◆ Activity ◆
Your task is to print every entry below exactly as given.

Element data from apps and pages:
--------
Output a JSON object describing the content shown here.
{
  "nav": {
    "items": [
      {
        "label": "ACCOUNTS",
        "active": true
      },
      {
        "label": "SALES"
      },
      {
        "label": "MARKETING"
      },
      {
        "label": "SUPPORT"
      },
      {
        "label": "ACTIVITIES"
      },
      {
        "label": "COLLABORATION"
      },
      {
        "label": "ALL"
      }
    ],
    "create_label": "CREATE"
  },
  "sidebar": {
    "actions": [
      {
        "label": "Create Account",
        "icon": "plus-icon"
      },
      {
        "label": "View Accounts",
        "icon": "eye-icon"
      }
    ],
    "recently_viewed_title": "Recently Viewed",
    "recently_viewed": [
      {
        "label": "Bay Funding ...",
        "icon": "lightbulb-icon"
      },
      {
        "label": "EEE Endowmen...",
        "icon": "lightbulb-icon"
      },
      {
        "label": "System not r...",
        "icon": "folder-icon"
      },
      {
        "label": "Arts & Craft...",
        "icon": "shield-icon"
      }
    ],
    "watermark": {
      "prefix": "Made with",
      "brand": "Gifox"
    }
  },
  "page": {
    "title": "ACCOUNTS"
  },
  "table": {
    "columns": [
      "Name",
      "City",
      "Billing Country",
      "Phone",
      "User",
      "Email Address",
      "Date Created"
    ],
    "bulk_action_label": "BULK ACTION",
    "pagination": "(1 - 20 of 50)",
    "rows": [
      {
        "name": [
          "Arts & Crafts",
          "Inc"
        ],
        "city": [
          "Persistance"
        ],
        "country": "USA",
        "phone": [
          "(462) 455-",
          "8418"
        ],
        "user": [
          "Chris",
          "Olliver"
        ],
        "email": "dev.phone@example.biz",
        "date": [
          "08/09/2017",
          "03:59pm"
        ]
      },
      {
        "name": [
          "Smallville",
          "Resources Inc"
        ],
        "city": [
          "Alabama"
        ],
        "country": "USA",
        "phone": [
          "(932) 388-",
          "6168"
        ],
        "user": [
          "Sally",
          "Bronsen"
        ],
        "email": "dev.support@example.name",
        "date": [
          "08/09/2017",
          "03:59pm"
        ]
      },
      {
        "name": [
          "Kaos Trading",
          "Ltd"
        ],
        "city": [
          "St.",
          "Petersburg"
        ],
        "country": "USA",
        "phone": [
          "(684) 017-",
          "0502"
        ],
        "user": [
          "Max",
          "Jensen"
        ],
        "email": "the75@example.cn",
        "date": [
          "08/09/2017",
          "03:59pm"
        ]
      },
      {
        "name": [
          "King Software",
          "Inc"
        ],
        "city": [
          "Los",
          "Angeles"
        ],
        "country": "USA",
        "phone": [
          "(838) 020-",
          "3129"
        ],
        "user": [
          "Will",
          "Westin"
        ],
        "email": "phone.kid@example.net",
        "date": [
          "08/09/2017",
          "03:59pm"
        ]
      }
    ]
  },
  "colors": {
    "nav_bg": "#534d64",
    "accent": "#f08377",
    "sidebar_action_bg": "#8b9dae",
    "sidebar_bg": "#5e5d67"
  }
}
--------
◆ Written answer ◆
Output a JSON object describing the content shown here.
{
  "nav": {
    "items": [
      {
        "label": "ACCOUNTS",
        "active": true
      },
      {
        "label": "SALES"
      },
      {
        "label": "MARKETING"
      },
      {
        "label": "SUPPORT"
      },
      {
        "label": "ACTIVITIES"
      },
      {
        "label": "COLLABORATION"
      },
      {
        "label": "ALL"
      }
    ],
    "create_label": "CREATE"
  },
  "sidebar": {
    "actions": [
      {
        "label": "Create Account",
        "icon": "plus-icon"
      },
      {
        "label": "View Accounts",
        "icon": "eye-icon"
      }
    ],
    "recently_viewed_title": "Recently Viewed",
    "recently_viewed": [
      {
        "label": "Bay Funding ...",
        "icon": "lightbulb-icon"
      },
      {
        "label": "EEE Endowmen...",
        "icon": "lightbulb-icon"
      },
      {
        "label": "System not r...",
        "icon": "folder-icon"
      },
      {
        "label": "Arts & Craft...",
        "icon": "shield-icon"
      }
    ],
    "watermark": {
      "prefix": "Made with",
      "brand": "Gifox"
    }
  },
  "page": {
    "title": "ACCOUNTS"
  },
  "table": {
    "columns": [
      "Name",
      "City",
      "Billing Country",
      "Phone",
      "User",
      "Email Address",
      "Date Created"
    ],
    "bulk_action_label": "BULK ACTION",
    "pagination": "(1 - 20 of 50)",
    "rows": [
      {
        "name": [
          "Arts & Crafts",
          "Inc"
        ],
        "city": [
          "Persistance"
        ],
        "country": "USA",
        "phone": [
          "(462) 455-",
          "8418"
        ],
        "user": [
          "Chris",
          "Olliver"
        ],
        "email": "dev.phone@example.biz",
        "date": [
          "08/09/2017",
          "03:59pm"
        ]
      },
      {
        "name": [
          "Smallville",
          "Resources Inc"
        ],
        "city": [
          "Alabama"
        ],
        "country": "USA",
        "phone": [
          "(932) 388-",
          "6168"
        ],
        "user": [
          "Sally",
          "Bronsen"
        ],
        "email": "dev.support@example.name",
        "date": [
          "08/09/2017",
          "03:59pm"
        ]
      },
      {
        "name": [
          "Kaos Trading",
          "Ltd"
        ],
        "city": [
          "St.",
          "Petersburg"
        ],
        "country": "USA",
        "phone": [
          "(684) 017-",
          "0502"
        ],
        "user": [
          "Max",
          "Jensen"
        ],
        "email": "the75@example.cn",
        "date": [
          "08/09/2017",
          "03:59pm"
        ]
      },
      {
        "name": [
          "King Software",
          "Inc"
        ],
        "city": [
          "Los",
          "Angeles"
        ],
        "country": "USA",
        "phone": [
          "(838) 020-",
          "3129"
        ],
        "user": [
          "Will",
          "Westin"
        ],
        "email": "phone.kid@example.net",
        "date": [
          "08/09/2017",
          "03:59pm"
        ]
      }
    ]
  },
  "colors": {
    "nav_bg": "#534d64",
    "accent": "#f08377",
    "sidebar_action_bg": "#8b9dae",
    "sidebar_bg": "#5e5d67"
  }
}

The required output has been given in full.